At its core, compression is about reducing the number of bits and bytes in a file. When the folder or single item is accessed again, an unzip algorithm should fill those bits and bytes back in and the file should return to its original state.
That’s due to the redundancy inherent in so many file types on our computers. Most kinds of files—be it .jpg photos, .pdf documents or even .mp4 videos—use similar lines of code over and over again. Compression algorithms take advantage of this repetition by listing the original information once and referring back to it anywhere else it appears in the code.
Khuller explains that compression algorithms like those used in .zip files will evaluate a file and look for patterns. Based on those specific redundancies in the code, the algorithm will adjust accordingly. That means each compression is file-dependent and the unique code to expand the file back to its original format is stored right within the file, too.
“If I write a book, there is a good chance that many of the words appear multiple times,” Khuller says.
Take a look at the following famous quote from John F. Kennedy’s 1961 inaugural address:
“Ask not what your country can do for you, ask what you can do for your country.”
This line has 17 separate words, but they’re not all distinct. There are 61 letters, 16 spaces, a comma and a period. If we think about each of these characters taking up one unit of space, then the total file size for our sentence is 79 units. To squish it down, we can check for redundancies.
Computers use compression programs that are typically some variant of the LZ adaptive dictionary-based algorithm (the LZ is for Lempel and Ziv, the algorithm’s creators). Specific systems for arranging the information, or dictionaries, can vary, but a simple method is to use a numbered list. So in the Kennedy example, this could be our dictionary (1) Ask (2) What (3) Your (4) Country (5) Can (6) Do (7) F0r (8)You.
The sentence can be rewritten as this now: “1 not 2 3 4 5 6 7 8, 1 2 8 5 6 7 3 4.”
You can imagine that if a program went through and rewrote Kennedy’s entire speech in this manner, it could be significantly compressed as the words in the list above will more than likely pop up again and again.
On a Mac:
To compress a file or a folder, press control + click or tap it using two fingers, then choose “compress” from the shortcut menu.
If you compress a single item, the compressed file takes on the name of the original item plus the .zip extension. So, if an image is originally titled “photo.jpg,” you can expect that the compressed version will take the name “photo.jpg.zip.”
🤐On Windows 10:
Right click in a blank area on your desktop > select New > select Compressed (zipped) Folder.
On a Mac:
To expand an item in a .zip format, simply double click the file or folder. The exception to this rule, of course, is if the folder is password-protected or encrypted, in which case you’ll also need a password or encryption key.
On Windows 10:
Simply right click the folder then select “Extract All.”
On a Mac:
Select a group of files that you’d like to compress > right click and select “Compress [file name].”
On Windows 10:

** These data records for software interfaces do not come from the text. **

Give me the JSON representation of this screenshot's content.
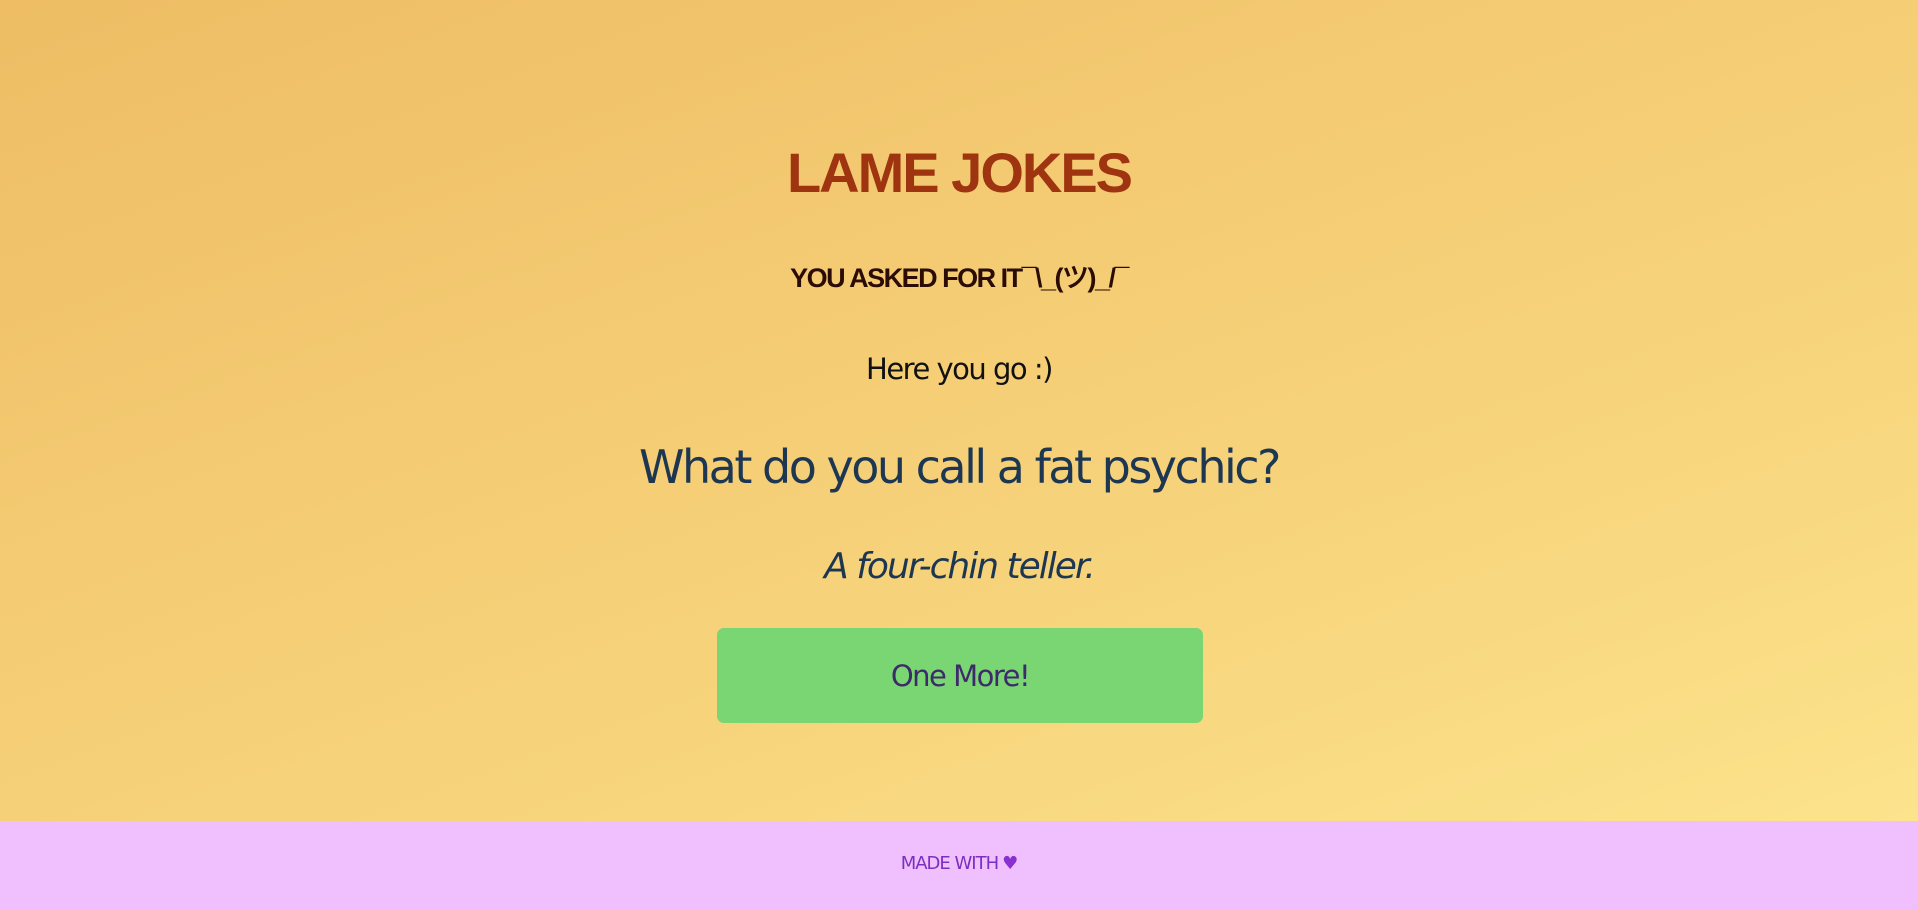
{
  "header": {
    "title": "LAME JOKES",
    "subtitle": "YOU ASKED FOR IT¯\\_(ツ)_/¯"
  },
  "joke": {
    "intro": "Here you go :)",
    "question": "What do you call a fat psychic?",
    "answer": "A four-chin teller."
  },
  "actions": {
    "more_label": "One More!"
  },
  "footer": {
    "text": "MADE WITH",
    "icon": "heart-icon",
    "heart_color": "#8a2fd0"
  },
  "colors": {
    "title": "#9e3410",
    "button": "#79d672",
    "footer_bg": "#efc0fd"
  }
}
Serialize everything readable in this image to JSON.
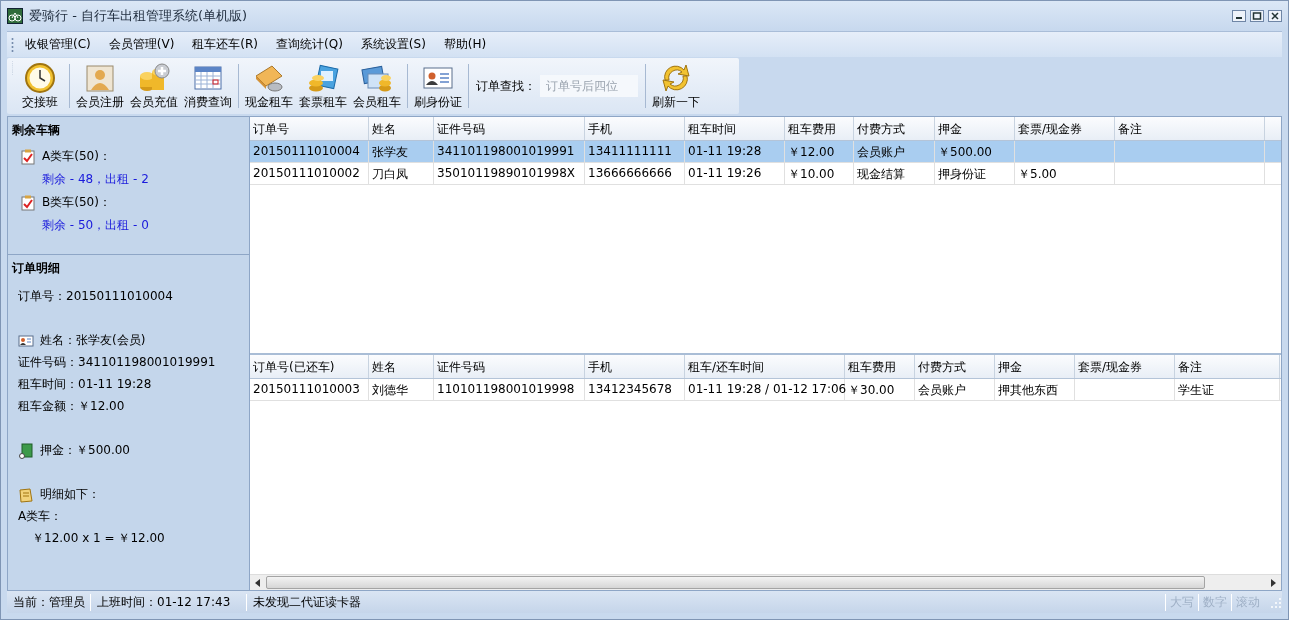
{
  "window": {
    "title": "爱骑行 - 自行车出租管理系统(单机版)"
  },
  "menu": [
    "收银管理(C)",
    "会员管理(V)",
    "租车还车(R)",
    "查询统计(Q)",
    "系统设置(S)",
    "帮助(H)"
  ],
  "toolbar": {
    "groups": [
      {
        "buttons": [
          {
            "label": "交接班",
            "kind": "clock"
          }
        ]
      },
      {
        "buttons": [
          {
            "label": "会员注册",
            "kind": "member"
          },
          {
            "label": "会员充值",
            "kind": "coins"
          },
          {
            "label": "消费查询",
            "kind": "calendar"
          }
        ]
      },
      {
        "buttons": [
          {
            "label": "现金租车",
            "kind": "cash"
          },
          {
            "label": "套票租车",
            "kind": "ticket"
          },
          {
            "label": "会员租车",
            "kind": "card"
          }
        ]
      },
      {
        "buttons": [
          {
            "label": "刷身份证",
            "kind": "idcard"
          }
        ]
      }
    ],
    "search": {
      "label": "订单查找：",
      "placeholder": "订单号后四位"
    },
    "refresh": {
      "label": "刷新一下"
    }
  },
  "sidebar": {
    "vehicles": {
      "title": "剩余车辆",
      "items": [
        {
          "name": "A类车(50)：",
          "status": "剩余 - 48，出租 - 2"
        },
        {
          "name": "B类车(50)：",
          "status": "剩余 - 50，出租 - 0"
        }
      ]
    },
    "order_detail": {
      "title": "订单明细",
      "lines": [
        {
          "kind": "plain",
          "text": "订单号：20150111010004"
        },
        {
          "kind": "person",
          "text": "姓名：张学友(会员)"
        },
        {
          "kind": "plain",
          "text": "证件号码：341101198001019991"
        },
        {
          "kind": "plain",
          "text": "租车时间：01-11 19:28"
        },
        {
          "kind": "plain",
          "text": "租车金额：￥12.00"
        },
        {
          "kind": "deposit",
          "text": "押金：￥500.00"
        },
        {
          "kind": "note",
          "text": "明细如下："
        },
        {
          "kind": "plain",
          "text": "A类车："
        },
        {
          "kind": "indent",
          "text": "￥12.00 x 1 = ￥12.00"
        }
      ]
    }
  },
  "current_orders": {
    "columns": [
      "订单号",
      "姓名",
      "证件号码",
      "手机",
      "租车时间",
      "租车费用",
      "付费方式",
      "押金",
      "套票/现金券",
      "备注"
    ],
    "rows": [
      {
        "selected": true,
        "cells": [
          "20150111010004",
          "张学友",
          "341101198001019991",
          "13411111111",
          "01-11 19:28",
          "￥12.00",
          "会员账户",
          "￥500.00",
          "",
          ""
        ]
      },
      {
        "selected": false,
        "cells": [
          "20150111010002",
          "刀白凤",
          "35010119890101998X",
          "13666666666",
          "01-11 19:26",
          "￥10.00",
          "现金结算",
          "押身份证",
          "￥5.00",
          ""
        ]
      }
    ]
  },
  "returned_orders": {
    "columns": [
      "订单号(已还车)",
      "姓名",
      "证件号码",
      "手机",
      "租车/还车时间",
      "租车费用",
      "付费方式",
      "押金",
      "套票/现金券",
      "备注"
    ],
    "rows": [
      {
        "selected": false,
        "cells": [
          "20150111010003",
          "刘德华",
          "110101198001019998",
          "13412345678",
          "01-11 19:28 / 01-12 17:06",
          "￥30.00",
          "会员账户",
          "押其他东西",
          "",
          "学生证"
        ]
      }
    ]
  },
  "status_bar": {
    "user": "当前：管理员",
    "shift": "上班时间：01-12 17:43",
    "message": "未发现二代证读卡器",
    "indicators": [
      {
        "label": "大写",
        "on": false
      },
      {
        "label": "数字",
        "on": false
      },
      {
        "label": "滚动",
        "on": false
      }
    ]
  }
}
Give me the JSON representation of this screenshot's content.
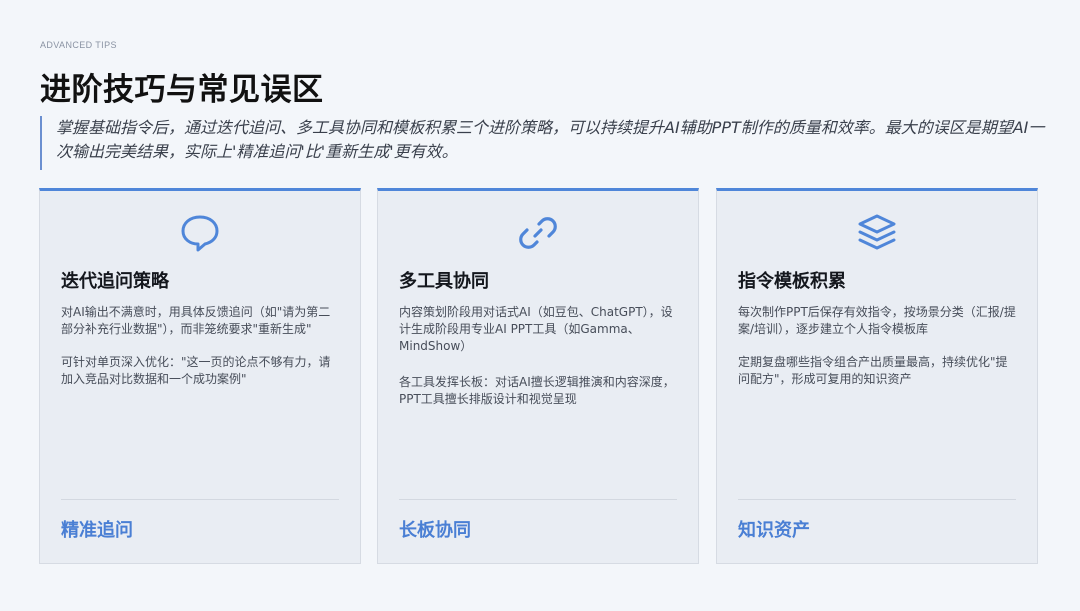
{
  "header": {
    "kicker": "ADVANCED TIPS",
    "title": "进阶技巧与常见误区",
    "lead": "掌握基础指令后，通过迭代追问、多工具协同和模板积累三个进阶策略，可以持续提升AI辅助PPT制作的质量和效率。最大的误区是期望AI一次输出完美结果，实际上'精准追问'比'重新生成'更有效。"
  },
  "colors": {
    "accent": "#4f86d9",
    "card_bg": "#e9edf3",
    "page_bg": "#f3f6fa"
  },
  "cards": [
    {
      "icon": "chat-bubble-icon",
      "title": "迭代追问策略",
      "paragraphs": [
        "对AI输出不满意时，用具体反馈追问（如\"请为第二部分补充行业数据\"），而非笼统要求\"重新生成\"",
        "可针对单页深入优化：\"这一页的论点不够有力，请加入竞品对比数据和一个成功案例\""
      ],
      "tag": "精准追问"
    },
    {
      "icon": "link-icon",
      "title": "多工具协同",
      "paragraphs": [
        "内容策划阶段用对话式AI（如豆包、ChatGPT），设计生成阶段用专业AI PPT工具（如Gamma、MindShow）",
        "各工具发挥长板：对话AI擅长逻辑推演和内容深度，PPT工具擅长排版设计和视觉呈现"
      ],
      "tag": "长板协同"
    },
    {
      "icon": "layers-icon",
      "title": "指令模板积累",
      "paragraphs": [
        "每次制作PPT后保存有效指令，按场景分类（汇报/提案/培训），逐步建立个人指令模板库",
        "定期复盘哪些指令组合产出质量最高，持续优化\"提问配方\"，形成可复用的知识资产"
      ],
      "tag": "知识资产"
    }
  ]
}
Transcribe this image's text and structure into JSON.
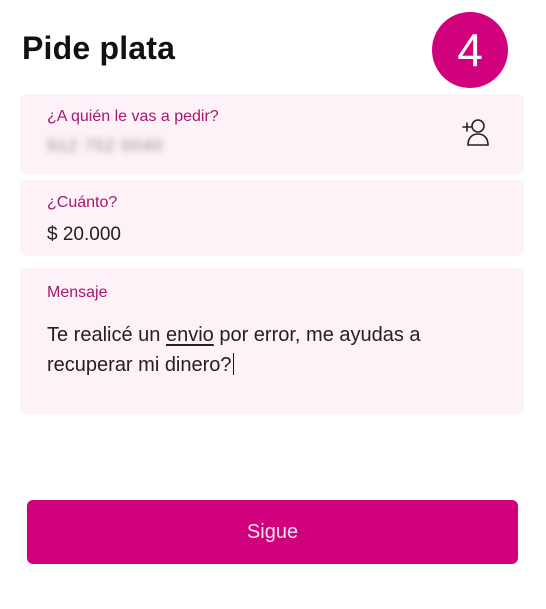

Navigate to File Explorer on the taskbar > Select all files you’d like to add to your zip folder > Right click and select “Send to” > Select “Compressed (zipped) folder > Rename your zip file and press enter.
Whether you run a PC or a Mac, there are two primary forms of encryption for .zip files. The first is called ZipCrypto, but it’s relatively easy to crack, at least according to the organization Info-ZIP, which rated it “quite weak.”
The second is called AES-256, which actually wasn’t designed for zip files—it’s a strong encryption technique used widely across the board. As long as you use a strong password, this is the practically unbreakable option.
If you go the AES-256 route, you’ll need a third party software program in order to encrypt the zipped folder because the native zip/unzip programs in both Windows and MacOS do not support this option. A popular alternative to use, in either case, is 7-zip, which is free and open source. Once you’ve downloaded that software, you can add a password and lock down the zip file.